“When I was 15, I used one of those THC cartridges probably at least once a day,” Nick said. “And I remember, one time I went swimming, and I couldn’t hold my breath for more than a couple seconds.”
Ryan, too, suddenly experienced the effects of THC.
“I hung out with someone, [and as we were] driving around it hit me, [this] weird feeling,” Ryan said. “We went to go play basketball and I couldn’t play basketball. [THC] weakens your body, and you don’t even understand what you’re doing sometimes, but it’s not a good thing to do. I kind of regret doing it.”
Nick and Ryan acknowledge the dangers of vaping THC, but Nick says “all these new sicknesses and lung diseases” are the result of “black market THC cartridges.”
Ryan agrees that consumers need to be aware of how regulation is not the same for all vape products.
“[The diseases are] not from the stuff you buy at a vape shop,” Ryan said, “That’s from stuff you buy off of people, stuff that’s not regulated. It’s the THC cartridges you buy, because now they’re filled with all these horrible chemicals that can hurt your body.”
Vaping, regardless of what it contains, is still linked to respiratory illness and nicotine related health concerns, according to The Wallstreet Journal, but Nick and Ryan say they think the facts have been blown out of proportion.
“Obviously your lungs are only made to inhale oxygen, so inhaling anything [else] is not good for you,” Nick said. “But people smoke cigarettes a pack a day for 50 years and then they die. I think you’re going to be fine if you vape. In the long run there might be some problems, but I don’t think it’s that big of a deal.”
Ryan says that social media and coverage of teen vaping can amplify this drama, sometimes spreading what he views as misconceptions.
“You got Snapchat, Instagram, Facebook saying, ‘oh, teen dies from hitting a Juul,’ but it’s really not [how it happened],” Ryan said. “They were hitting a THC card that probably wasn’t regulated by the dispensaries [and] has chemicals that can probably kill you if you vape once.”
Though typically parents are in the dark, Nick had a “long talk” with his mother about vaping.
“My mom knows I used to use a weed vape everyday,” Nick said. “[She said] ‘you don’t have a mature brain yet, and imagine that everytime you hit the bong there’s a fetus hitting to bong. Imagine how that would be for the brain.’ Stuff like that.”
The conversation had impact with Nick, he says, and afterwards, he decided to moderate his habits. Nick took a long break, and now he vapes no more than on occasion.
Exposure to nicotine among youth has been shown to make young people more susceptible to nicotine addiction, according to truthinitiative.org. It is often asserted that those who vape are more likely to smoke or associate with different nicotine products in the future, especially teens, according to hopkinsmedicine.org. But Nick and Ryan do not see vaping playing any role in their futures.
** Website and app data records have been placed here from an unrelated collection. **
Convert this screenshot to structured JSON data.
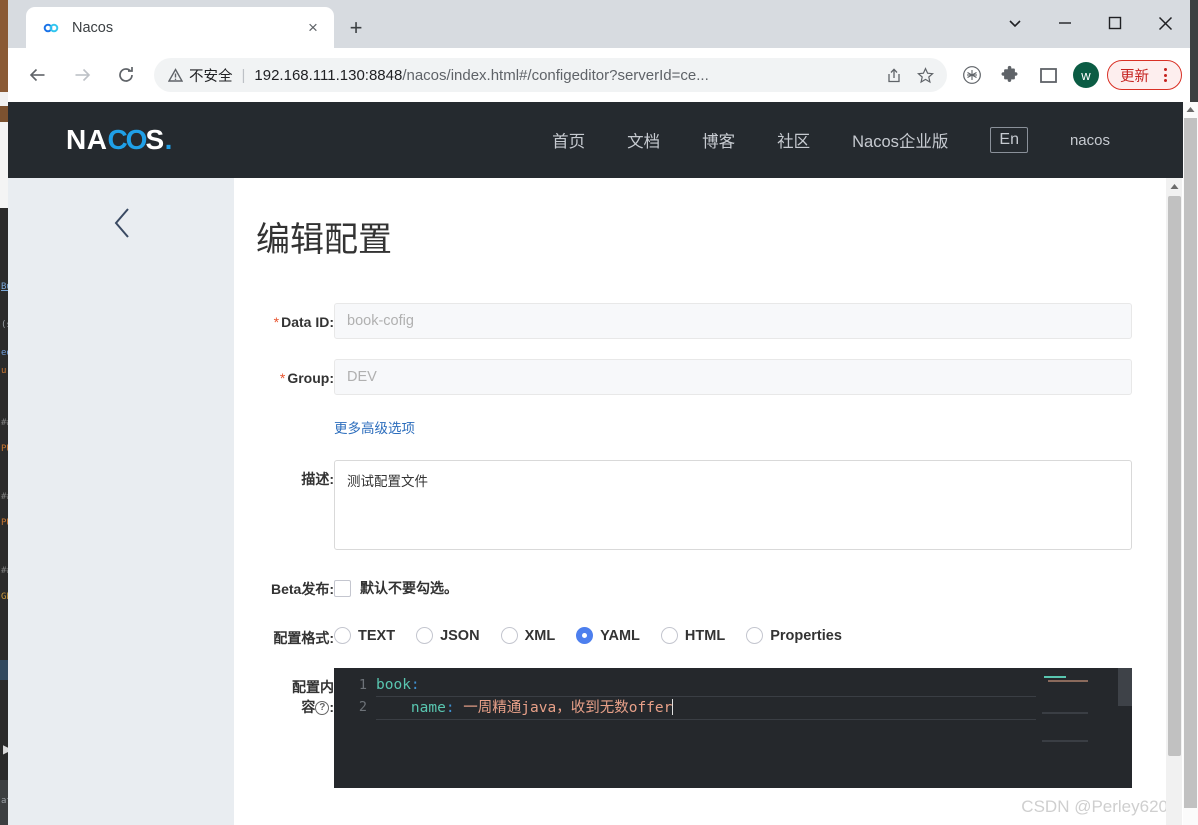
{
  "browser": {
    "tab": {
      "title": "Nacos",
      "favicon": "nacos-infinity-icon",
      "close": "×"
    },
    "new_tab": "+",
    "window_controls": {
      "tab_search": "⌄",
      "minimize": "—",
      "maximize": "□",
      "close": "✕"
    },
    "nav": {
      "back": "←",
      "forward": "→",
      "reload": "⟳"
    },
    "omnibox": {
      "security_label": "不安全",
      "separator": "|",
      "url_host": "192.168.111.130:8848",
      "url_path": "/nacos/index.html#/configeditor?serverId=ce...",
      "share_icon": "share-icon",
      "bookmark_icon": "star-icon"
    },
    "toolbar_icons": [
      "tree-circle-icon",
      "extensions-puzzle-icon",
      "side-panel-icon"
    ],
    "profile_initial": "w",
    "update_button": "更新",
    "menu_icon": "kebab-menu-icon"
  },
  "nacos": {
    "logo": {
      "prefix": "NA",
      "middle": "CO",
      "suffix": "S",
      "dot": "."
    },
    "nav_items": [
      "首页",
      "文档",
      "博客",
      "社区",
      "Nacos企业版"
    ],
    "lang_toggle": "En",
    "user": "nacos",
    "back_chevron": "‹"
  },
  "page": {
    "title": "编辑配置",
    "fields": {
      "data_id": {
        "label": "Data ID:",
        "required": "*",
        "value": "book-cofig"
      },
      "group": {
        "label": "Group:",
        "required": "*",
        "value": "DEV"
      },
      "advanced_link": "更多高级选项",
      "description": {
        "label": "描述:",
        "value": "测试配置文件"
      },
      "beta": {
        "label": "Beta发布:",
        "checkbox_label": "默认不要勾选。",
        "checked": false
      },
      "format": {
        "label": "配置格式:",
        "options": [
          "TEXT",
          "JSON",
          "XML",
          "YAML",
          "HTML",
          "Properties"
        ],
        "selected": "YAML"
      },
      "content": {
        "label_part1": "配置内",
        "label_part2": "容",
        "help_glyph": "?",
        "label_suffix": ":",
        "lines": [
          {
            "num": "1",
            "indent": "",
            "key": "book",
            "colon": ":",
            "value": ""
          },
          {
            "num": "2",
            "indent": "    ",
            "key": "name",
            "colon": ":",
            "value": " 一周精通java，收到无数offer"
          }
        ]
      }
    }
  },
  "watermark": "CSDN @Perley620",
  "colors": {
    "nacos_header_bg": "#252a2f",
    "nacos_accent": "#1fa0e8",
    "radio_selected": "#4d7fee",
    "required_star": "#e8542f",
    "link": "#2d6ebd",
    "editor_bg": "#25282c",
    "editor_key": "#59c6b0",
    "editor_colon": "#3e8fd0",
    "editor_value": "#e8a088",
    "update_border": "#d93025"
  }
}
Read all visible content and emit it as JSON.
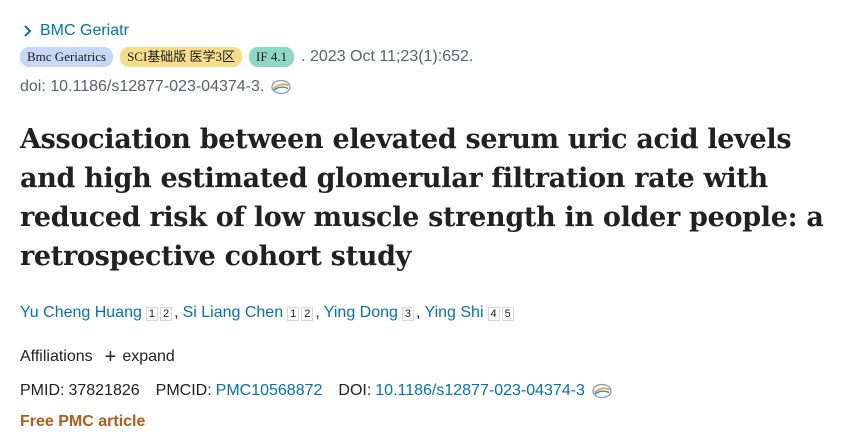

“There are way healthier things you can do than vape,” Ryan said. “When I’m out of college, I’m not going to go to a vape shop and start vaping. I’m not going to do that. It’s a high school phase, you know? You try stuff in high school, you get into the crowd, you decide to do it or not. But I don’t think I’m even going to do it in college.”
Among contradicting media coverage, local discouragement, and confusing and conflicting information on vaping’s effects on teens’ health, Nick wishes people knew one thing about vaping:
“At the end of the day, it’s just a fad,” Nick said. “People have been doing stuff that harms their bodies since the dawn of time, and it’s not that big of a deal. We don’t need all those crappy YouTube ads about anti-vaping, I think we should just be moving the discussion on to more important topics at this point.”
*False names are used in this article for the purpose of agreeing with Bear Facts policy